Eugene, Oregon, hosted a “civic control station” where Japanese-Americans were forced to register. Most were later sent to internment camps — from Oregon, many were sent to Tule Lake, California. Oregonians, especially those who were interned and their families, are working to honor the internees and pass on the stories of the events. They want to highlight the fact that many of the interned citizens served gallantly during the war.
A memorial is being built in Eugene, featuring a statue of a young Japanese American girl sitting atop her luggage on the way to internment, reaching for a butterfly.
Below the fold I copy the editorial from the Eugene Register-Guard about the memorial — I’ve taken the liberty of copying the entire piece, as well as including a link (free subscription required). If the Register-Guard wishes I not promote their work this way, they know where to find me. It’s a good editorial on important issues, and it deserves broader circulation and preservation.
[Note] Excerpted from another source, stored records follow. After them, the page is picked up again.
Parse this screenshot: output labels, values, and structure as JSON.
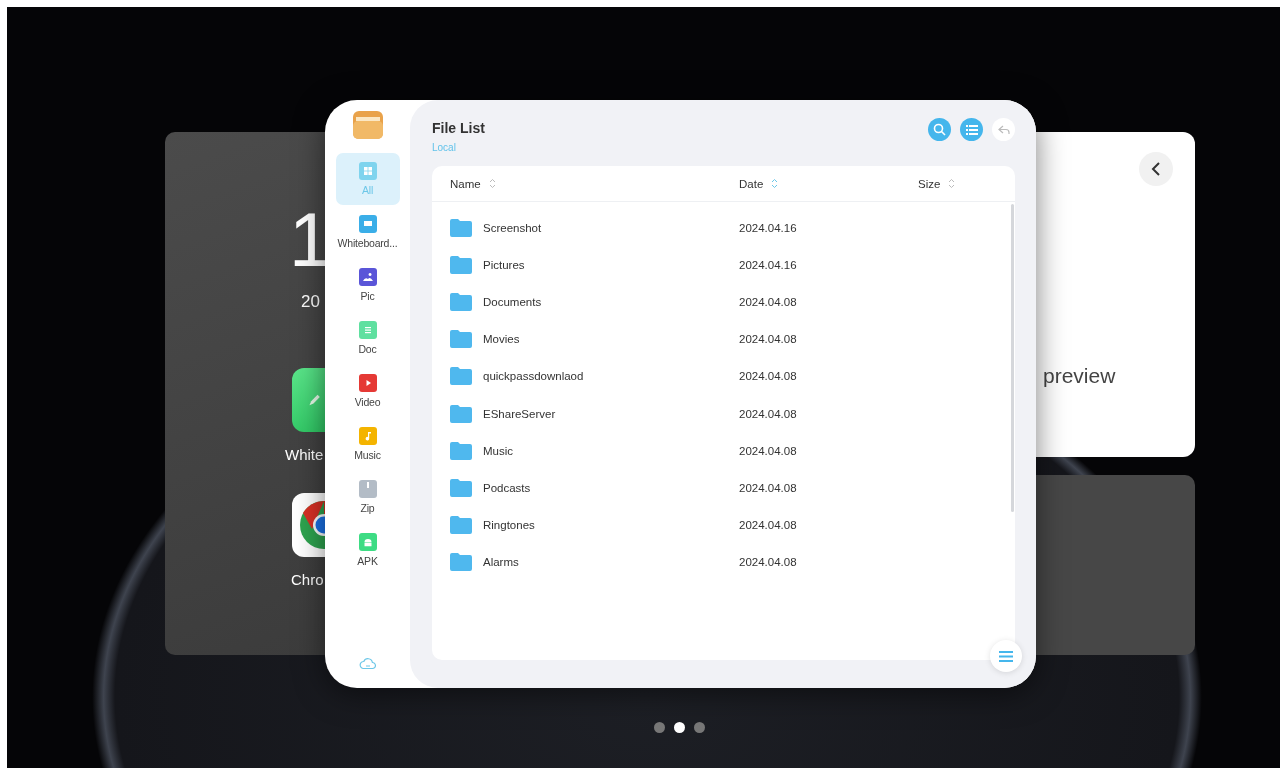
{
  "home_card": {
    "clock": "1",
    "date": "20",
    "apps": [
      {
        "label": "White",
        "kind": "whiteboard"
      },
      {
        "label": "Chro",
        "kind": "browser"
      }
    ]
  },
  "file_manager": {
    "sidebar": {
      "items": [
        {
          "label": "All",
          "kind": "all",
          "color": "#7fd4ee",
          "selected": true
        },
        {
          "label": "Whiteboard...",
          "kind": "whiteboard",
          "color": "#3aaee8",
          "selected": false
        },
        {
          "label": "Pic",
          "kind": "pic",
          "color": "#5a55d8",
          "selected": false
        },
        {
          "label": "Doc",
          "kind": "doc",
          "color": "#5fe0a0",
          "selected": false
        },
        {
          "label": "Video",
          "kind": "video",
          "color": "#e53935",
          "selected": false
        },
        {
          "label": "Music",
          "kind": "music",
          "color": "#f4b400",
          "selected": false
        },
        {
          "label": "Zip",
          "kind": "zip",
          "color": "#b3bcc6",
          "selected": false
        },
        {
          "label": "APK",
          "kind": "apk",
          "color": "#3ddc84",
          "selected": false
        }
      ]
    },
    "title": "File List",
    "location": "Local",
    "columns": [
      "Name",
      "Date",
      "Size"
    ],
    "rows": [
      {
        "name": "Screenshot",
        "date": "2024.04.16"
      },
      {
        "name": "Pictures",
        "date": "2024.04.16"
      },
      {
        "name": "Documents",
        "date": "2024.04.08"
      },
      {
        "name": "Movies",
        "date": "2024.04.08"
      },
      {
        "name": "quickpassdownlaod",
        "date": "2024.04.08"
      },
      {
        "name": "EShareServer",
        "date": "2024.04.08"
      },
      {
        "name": "Music",
        "date": "2024.04.08"
      },
      {
        "name": "Podcasts",
        "date": "2024.04.08"
      },
      {
        "name": "Ringtones",
        "date": "2024.04.08"
      },
      {
        "name": "Alarms",
        "date": "2024.04.08"
      }
    ]
  },
  "preview_card": {
    "text": "preview"
  },
  "pager": [
    {
      "selected": false
    },
    {
      "selected": true
    },
    {
      "selected": false
    }
  ]
}
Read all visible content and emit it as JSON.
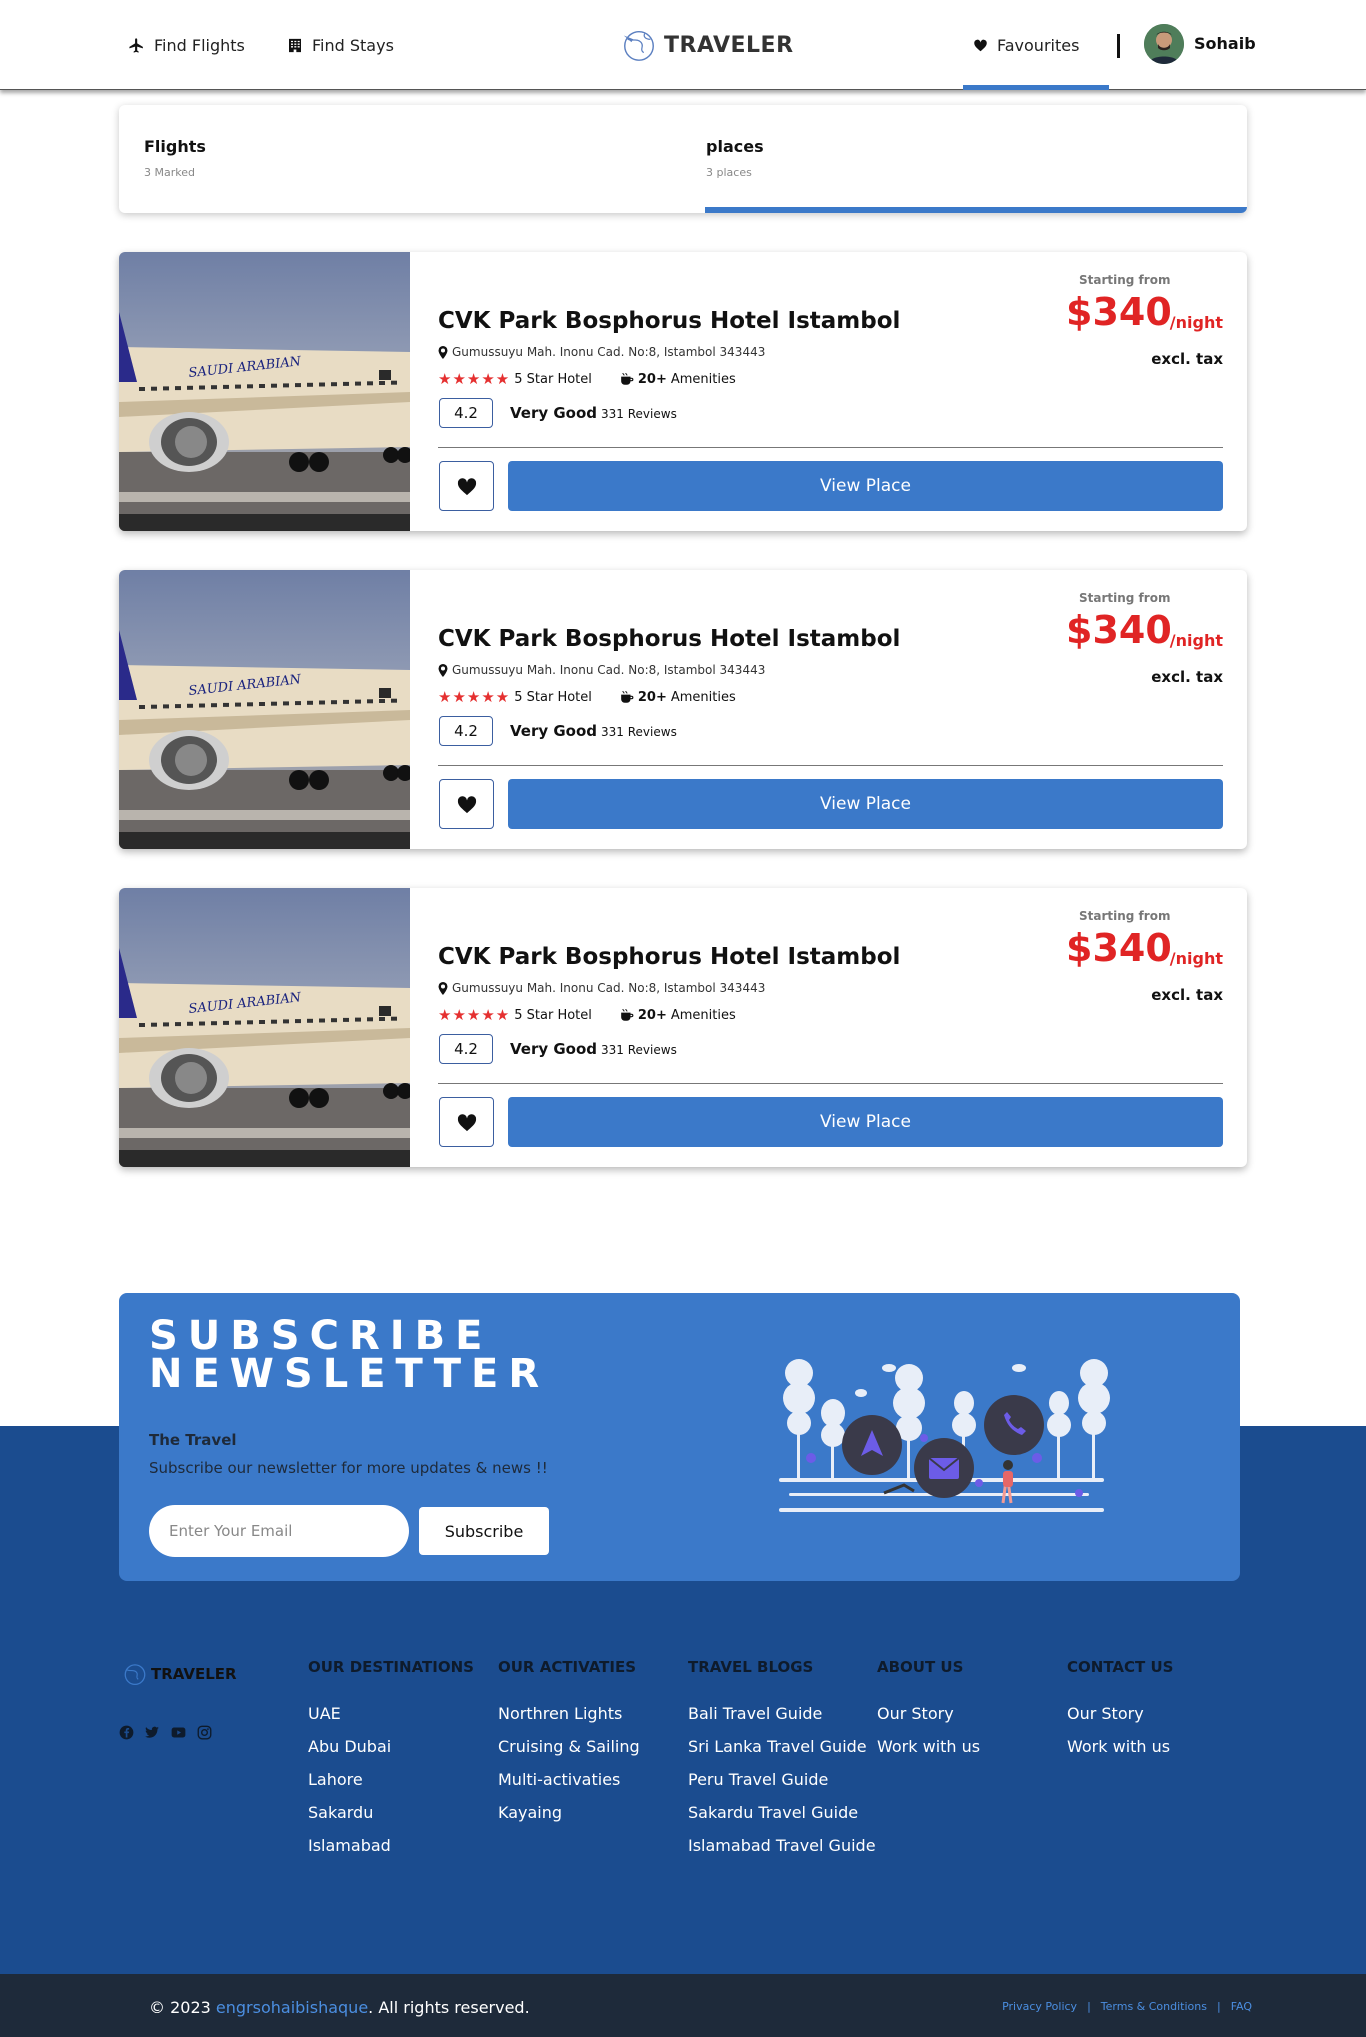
{
  "nav": {
    "find_flights": "Find Flights",
    "find_stays": "Find Stays",
    "brand": "TRAVELER",
    "favourites": "Favourites",
    "user_name": "Sohaib"
  },
  "tabs": [
    {
      "title": "Flights",
      "sub": "3 Marked"
    },
    {
      "title": "places",
      "sub": "3 places"
    }
  ],
  "cards": [
    {
      "name": "CVK Park Bosphorus Hotel Istambol",
      "address": "Gumussuyu Mah. Inonu Cad. No:8, Istambol 343443",
      "stars": "★★★★★",
      "hotel_class": "5 Star Hotel",
      "amenities_count": "20+",
      "amenities_label": "Amenities",
      "rating": "4.2",
      "rating_label": "Very Good",
      "reviews": "331 Reviews",
      "starting": "Starting from",
      "price": "$340",
      "per": "/night",
      "tax": "excl. tax",
      "button": "View Place"
    },
    {
      "name": "CVK Park Bosphorus Hotel Istambol",
      "address": "Gumussuyu Mah. Inonu Cad. No:8, Istambol 343443",
      "stars": "★★★★★",
      "hotel_class": "5 Star Hotel",
      "amenities_count": "20+",
      "amenities_label": "Amenities",
      "rating": "4.2",
      "rating_label": "Very Good",
      "reviews": "331 Reviews",
      "starting": "Starting from",
      "price": "$340",
      "per": "/night",
      "tax": "excl. tax",
      "button": "View Place"
    },
    {
      "name": "CVK Park Bosphorus Hotel Istambol",
      "address": "Gumussuyu Mah. Inonu Cad. No:8, Istambol 343443",
      "stars": "★★★★★",
      "hotel_class": "5 Star Hotel",
      "amenities_count": "20+",
      "amenities_label": "Amenities",
      "rating": "4.2",
      "rating_label": "Very Good",
      "reviews": "331 Reviews",
      "starting": "Starting from",
      "price": "$340",
      "per": "/night",
      "tax": "excl. tax",
      "button": "View Place"
    }
  ],
  "newsletter": {
    "title_line1": "SUBSCRIBE",
    "title_line2": "NEWSLETTER",
    "subtitle": "The Travel",
    "description": "Subscribe our newsletter for more updates & news !!",
    "email_placeholder": "Enter Your Email",
    "button": "Subscribe"
  },
  "footer": {
    "brand": "TRAVELER",
    "social_icons": [
      "facebook-icon",
      "twitter-icon",
      "youtube-icon",
      "instagram-icon"
    ],
    "columns": [
      {
        "heading": "OUR DESTINATIONS",
        "links": [
          "UAE",
          "Abu Dubai",
          "Lahore",
          "Sakardu",
          "Islamabad"
        ]
      },
      {
        "heading": "OUR ACTIVATIES",
        "links": [
          "Northren Lights",
          "Cruising & Sailing",
          "Multi-activaties",
          "Kayaing"
        ]
      },
      {
        "heading": "TRAVEL BLOGS",
        "links": [
          "Bali Travel Guide",
          "Sri Lanka Travel Guide",
          "Peru Travel Guide",
          "Sakardu Travel Guide",
          "Islamabad Travel Guide"
        ]
      },
      {
        "heading": "ABOUT US",
        "links": [
          "Our Story",
          "Work with us"
        ]
      },
      {
        "heading": "CONTACT US",
        "links": [
          "Our Story",
          "Work with us"
        ]
      }
    ],
    "copyright_prefix": "© 2023",
    "copyright_author": "engrsohaibishaque",
    "copyright_suffix": ". All rights reserved.",
    "legal": [
      "Privacy Policy",
      "Terms & Conditions",
      "FAQ"
    ]
  },
  "colors": {
    "accent": "#3b79c9",
    "price": "#e02424",
    "footer_bg": "#1b4c8f",
    "bottom_bar": "#1e2a3a"
  }
}
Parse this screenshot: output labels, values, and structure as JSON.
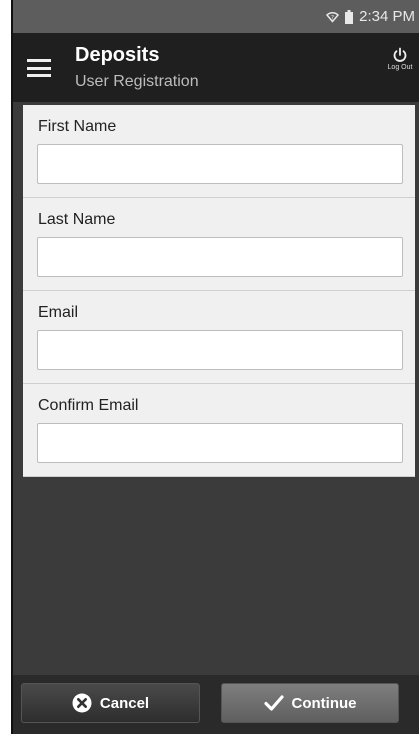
{
  "status_bar": {
    "time": "2:34 PM",
    "icons": [
      "wifi-icon",
      "battery-icon"
    ]
  },
  "app_bar": {
    "title": "Deposits",
    "subtitle": "User Registration",
    "menu_icon": "hamburger-menu-icon",
    "logout_label": "Log Out",
    "logout_icon": "power-icon"
  },
  "form": {
    "fields": [
      {
        "label": "First Name",
        "value": "",
        "placeholder": ""
      },
      {
        "label": "Last Name",
        "value": "",
        "placeholder": ""
      },
      {
        "label": "Email",
        "value": "",
        "placeholder": ""
      },
      {
        "label": "Confirm Email",
        "value": "",
        "placeholder": ""
      }
    ]
  },
  "actions": {
    "cancel_label": "Cancel",
    "cancel_icon": "close-circle-icon",
    "continue_label": "Continue",
    "continue_icon": "checkmark-icon"
  },
  "colors": {
    "status_bar_bg": "#5d5d5d",
    "app_bar_bg": "#1f1f1f",
    "screen_bg": "#3b3b3b",
    "form_bg": "#f0f0f0"
  }
}
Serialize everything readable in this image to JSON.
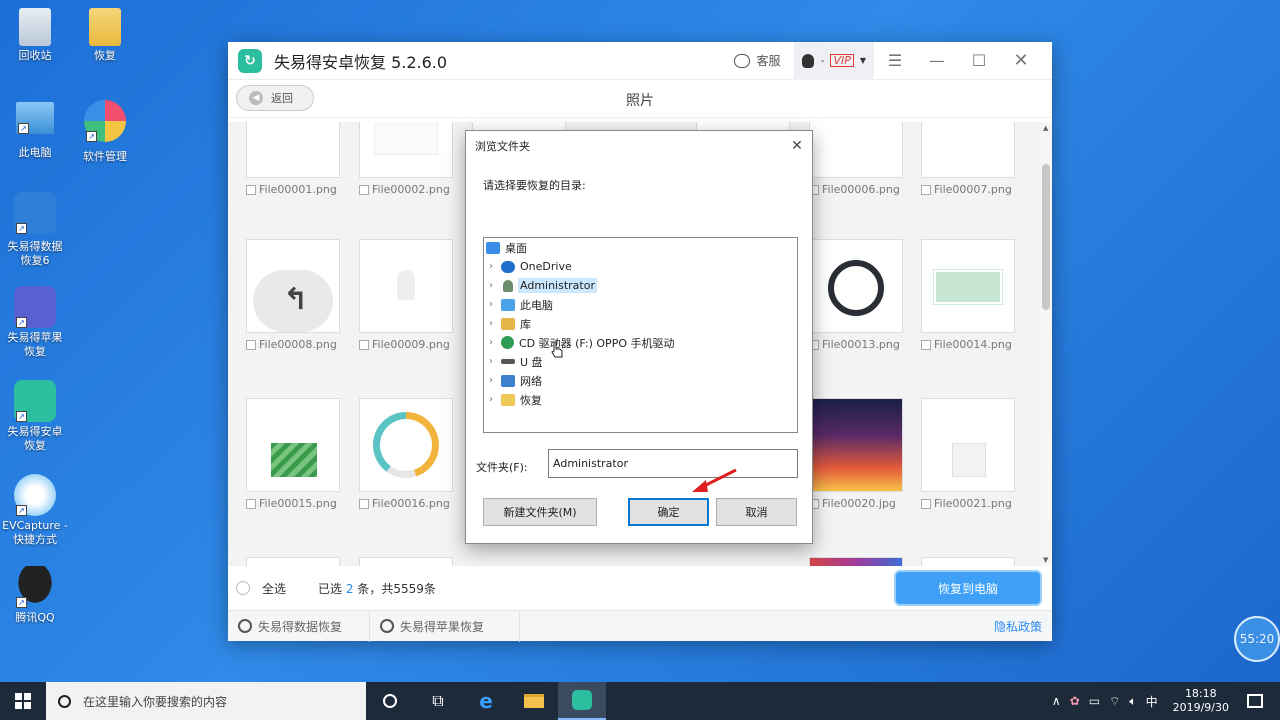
{
  "desktop": {
    "icons": [
      {
        "label": "回收站",
        "icon": "recycle-bin-icon"
      },
      {
        "label": "恢复",
        "icon": "folder-icon"
      },
      {
        "label": "此电脑",
        "icon": "computer-icon"
      },
      {
        "label": "软件管理",
        "icon": "software-manager-icon"
      },
      {
        "label": "失易得数据\n恢复6",
        "icon": "data-recovery-icon"
      },
      {
        "label": "失易得苹果\n恢复",
        "icon": "apple-recovery-icon"
      },
      {
        "label": "失易得安卓\n恢复",
        "icon": "android-recovery-icon"
      },
      {
        "label": "EVCapture -\n快捷方式",
        "icon": "evcapture-icon"
      },
      {
        "label": "腾讯QQ",
        "icon": "qq-icon"
      }
    ]
  },
  "app": {
    "title": "失易得安卓恢复  5.2.6.0",
    "service_label": "客服",
    "vip_label": "VIP",
    "user_dash": "-",
    "back_label": "返回",
    "page_title": "照片",
    "files": [
      "File00001.png",
      "File00002.png",
      "File00006.png",
      "File00007.png",
      "File00008.png",
      "File00009.png",
      "File00013.png",
      "File00014.png",
      "File00015.png",
      "File00016.png",
      "File00020.jpg",
      "File00021.png"
    ],
    "select_all_label": "全选",
    "selected_prefix": "已选",
    "selected_count": "2",
    "selected_suffix": "条，共5559条",
    "recover_button": "恢复到电脑",
    "footer_links": [
      "失易得数据恢复",
      "失易得苹果恢复"
    ],
    "privacy_label": "隐私政策"
  },
  "dialog": {
    "title": "浏览文件夹",
    "prompt": "请选择要恢复的目录:",
    "tree": [
      {
        "label": "桌面",
        "icon": "desktop-folder-icon",
        "color": "#3b8ee8",
        "has_arrow": false,
        "selected": false
      },
      {
        "label": "OneDrive",
        "icon": "cloud-icon",
        "color": "#1f6fcc",
        "has_arrow": true,
        "selected": false
      },
      {
        "label": "Administrator",
        "icon": "user-icon",
        "color": "#6b8e6b",
        "has_arrow": true,
        "selected": true
      },
      {
        "label": "此电脑",
        "icon": "computer-icon",
        "color": "#4aa3e8",
        "has_arrow": true,
        "selected": false
      },
      {
        "label": "库",
        "icon": "library-icon",
        "color": "#e3b547",
        "has_arrow": true,
        "selected": false
      },
      {
        "label": "CD 驱动器 (F:) OPPO 手机驱动",
        "icon": "cd-drive-icon",
        "color": "#2e9b55",
        "has_arrow": true,
        "selected": false
      },
      {
        "label": "U 盘",
        "icon": "usb-drive-icon",
        "color": "#555555",
        "has_arrow": true,
        "selected": false
      },
      {
        "label": "网络",
        "icon": "network-icon",
        "color": "#3f7fd0",
        "has_arrow": true,
        "selected": false
      },
      {
        "label": "恢复",
        "icon": "folder-icon",
        "color": "#f0c85a",
        "has_arrow": true,
        "selected": false
      }
    ],
    "folder_label": "文件夹(F):",
    "folder_value": "Administrator",
    "new_folder_button": "新建文件夹(M)",
    "ok_button": "确定",
    "cancel_button": "取消"
  },
  "timer": "55:20",
  "taskbar": {
    "search_placeholder": "在这里输入你要搜索的内容",
    "ime": "中",
    "time": "18:18",
    "date": "2019/9/30"
  }
}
Read the rest of this entry »
February 22, 2007
Educators get a few seconds to make a decision, usually with other kids yelling and a fight breaking out across the hallway. Lawyers and judges have more time.
But even with the advantage of cool reflection, the levels of irony in this case are too thick to cut through.
Can a kid dress as Jesus about to be crucified, for Halloween? Is the costume religious? If so, is the school’s allowing it to be worn an impermissible endorsement of religion? Is the costume blasphemous? If so, would the school be sued if they didn’t ban it? Is the costume in good taste, compared to the kid dressed as a chainsaw serial-killer, or one of the phantasms from Nightmare on Elm Street?
How do 10-year-old kids always come up with these questions?
With the disclosure that what I have comes from a press release from the Alliance Defense Fund, which has its biases, I post the details of the case as we have them so far, below the fold. Read the rest of this entry »